GDPR is complex, that's a fact. And that means that people are bound to draw the wrong conclusions at times. So what have you gotten wrong about it? Maybe it's one of these 2:

1. You MUST have an "I agree" checkbox

2. Let's just block everything from the start



Forbes has lots of resources, they know how to get stuff done and loads of staff to get it done. Then, WHY did the Forbes front page on May 25, 2018 look like this if you came into the EU?:

That's the FRONT PAGE.

As a matter of fact, that's any page you first land on. I wonder what that cost them in lost revenue...

While they probably didn't do this because they were misinformed, many other companies take the comparably draconian measures exactly because of not understanding GDPR.

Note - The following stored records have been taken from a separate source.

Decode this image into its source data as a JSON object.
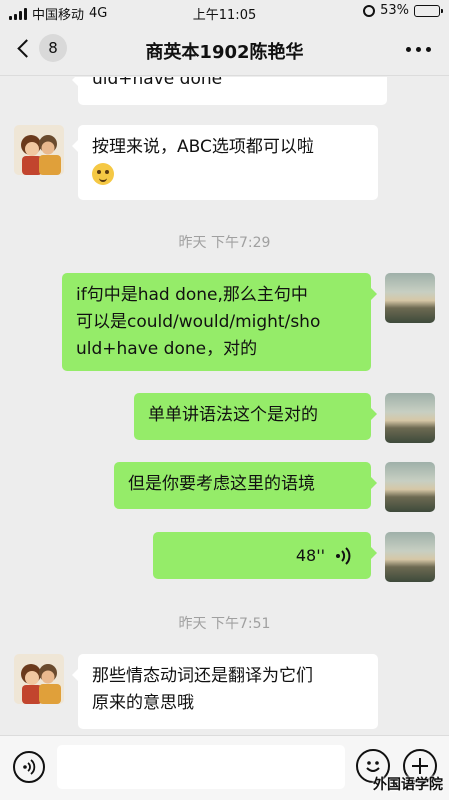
{
  "status_bar": {
    "carrier": "中国移动",
    "network": "4G",
    "time": "上午11:05",
    "battery": "53%",
    "battery_level": 0.53,
    "icons": [
      "signal-icon",
      "alarm-icon",
      "battery-icon"
    ]
  },
  "nav": {
    "unread_count": "8",
    "title": "商英本1902陈艳华",
    "icons": [
      "chevron-left-icon",
      "more-icon"
    ]
  },
  "messages": [
    {
      "side": "in",
      "text": "uld+have  done"
    },
    {
      "side": "in",
      "text": "按理来说，ABC选项都可以啦"
    },
    {
      "type": "timestamp",
      "text": "昨天 下午7:29"
    },
    {
      "side": "out",
      "lines": [
        "if句中是had  done,那么主句中",
        "可以是could/would/might/sho",
        "uld+have  done，对的"
      ]
    },
    {
      "side": "out",
      "text": "单单讲语法这个是对的"
    },
    {
      "side": "out",
      "text": "但是你要考虑这里的语境"
    },
    {
      "side": "out",
      "type": "voice",
      "duration": "48''"
    },
    {
      "type": "timestamp",
      "text": "昨天 下午7:51"
    },
    {
      "side": "in",
      "lines": [
        "那些情态动词还是翻译为它们",
        "原来的意思哦"
      ]
    }
  ],
  "input_bar": {
    "icons": [
      "voice-icon",
      "emoji-icon",
      "plus-icon"
    ]
  },
  "watermark": "外国语学院",
  "colors": {
    "background": "#ededed",
    "outgoing_bubble": "#95ec69",
    "incoming_bubble": "#ffffff"
  }
}
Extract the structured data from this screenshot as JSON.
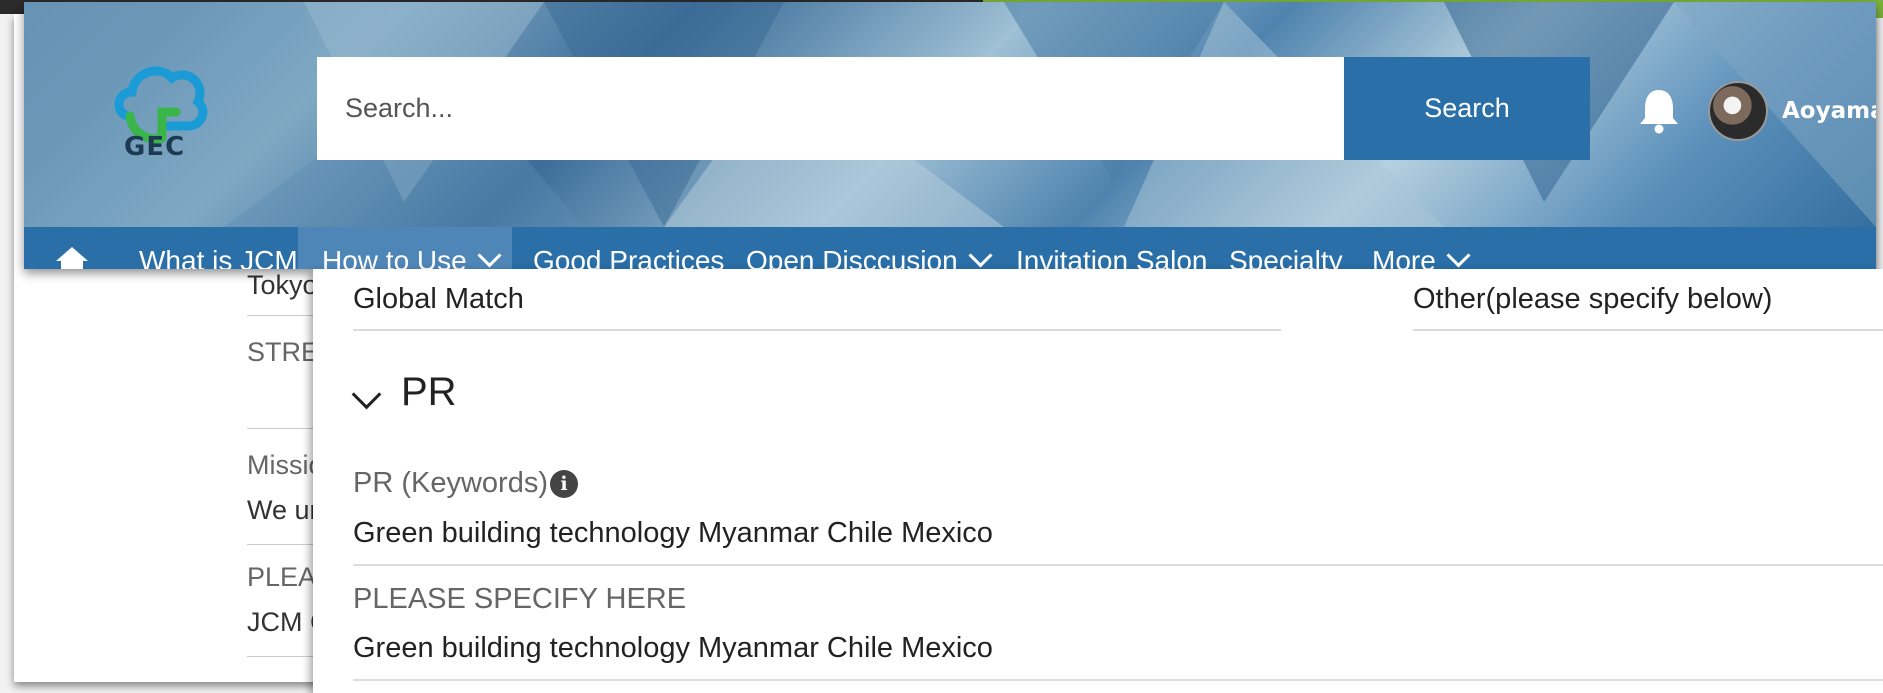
{
  "header": {
    "logo_text": "GEC",
    "search_placeholder": "Search...",
    "search_button": "Search",
    "user_name": "Aoyama"
  },
  "nav": {
    "items": [
      {
        "label": "What is JCM"
      },
      {
        "label": "How to Use",
        "has_dropdown": true
      },
      {
        "label": "Good Practices"
      },
      {
        "label": "Open Disccusion",
        "has_dropdown": true
      },
      {
        "label": "Invitation Salon"
      },
      {
        "label": "Specialty"
      },
      {
        "label": "More",
        "has_dropdown": true
      }
    ],
    "active_index": 1
  },
  "back_page": {
    "item_1": "Tokyo",
    "label_1": "STRE",
    "label_2": "Missio",
    "item_2": "We ur",
    "label_3": "PLEAS",
    "item_3": "JCM C"
  },
  "panel": {
    "row1_left": "Global Match",
    "row1_right": "Other(please specify below)",
    "section_title": "PR",
    "pr_keywords_label": "PR (Keywords)",
    "pr_keywords_value": "Green building technology Myanmar Chile Mexico",
    "specify_label": "PLEASE SPECIFY HERE",
    "specify_value": "Green building technology Myanmar Chile Mexico"
  },
  "colors": {
    "nav_bg": "#2a6fa8",
    "search_button_bg": "#2a6fa8",
    "accent_green": "#7cb23a"
  }
}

The problem is that these measures could prove to be costly. Another example is the LA Times, if you're coming in from Europe, this is what it looks like:

Imagine the cost!

So, are you sabotaging your website as well?


If you've ever worked with landing pages, you know that the smallest change could have the largest effect. And that's why the path to conversion with the least resistance has the most chance of being successful.

So what do people do under GDPR?

A whole bunch of things that get in the way of a good customer experience. Have you ever met anyone that liked the cookie policy pop-up on every site. It's usually ok on a desktop or laptop, but phone users really suffer from this. Thousands of euros invested in a site to be mobile friendly, only to ruin it... what a pity.

The same goes for the sign on experience. You want to be able to market to people you capture on your site. If you don't, you go out of business, plain and simple. But now, people have to tell you up front they want your marketing emails, and you can't make it easy for them and pre-check the checkbox.

So there are two main trends going on everywhere: 1. Always add a checkbox and risk losing a huge portion of your audience for marketing
2. Always block traffic first to ask for permission to use cookies and all your intelligence goodness

Both, are completely unnecessary.

1. Checkboxes galore

Look, how many people do you know that will go out of their way to check a checkbox to receive marketing? Especially when they don't know you yet ... not many.

I know that many people will argue that if they didn't click it, they're not the right kind of customer anyway... But that's just idiotic. The reason you're asking for their email is to give people value so they will start liking what you're saying, and THEN start paying attention to your mails.

That's the game.

If you're playing it to trick customers into giving you their mail, get out of the marketing game, NOW.

So no, it's not "for the better".

Luckily there are ways around it. Here's a little story:

Two years ago, or something like that, I loved Hubspot's blog. As a matter of fact, I read every single one that they brought out. Why? Because it was valuable. So much free content and advice. See, I went to their site, looking for a signup box to leave my email with them. Now that's good marketing.

So you shouldn't be asking: "how can I get people to allow me to market to them"; instead, you should be asking: "how can I give enough value that that's the thing people want from me".

And this is exactly how you tackle the first issue. You don't give people an ebook, you give them your content and an ebook on top...

2. Thou shalt not pass

Blocking people from entering before getting consent is even more idiotic.

Here you are, beautiful site, lots of value when suddenly BOOM "WE NEED YOUR CONSENT". So horrible.

But you need consent ... right?

Yep, as soon as you load a pixel or anything that tracks personal data, you need it. For a normal cookie, you just need a warning.

But this is the process people go through:

A. They arrive at your website, hoping to see something they like
B. They see a consent form
C. .... Wait what??
D. I don't know, you guys ...

Before they've even had a chance to be persuaded by the value you have to offer, you're asking something from them. In sales world, that's a big No No.

Instead, convince them first of being awesome and then ask for permission. All you have to do, is not track their personal data for a moment.

And that's the gist of this GDPR short.

Sales first, consent later.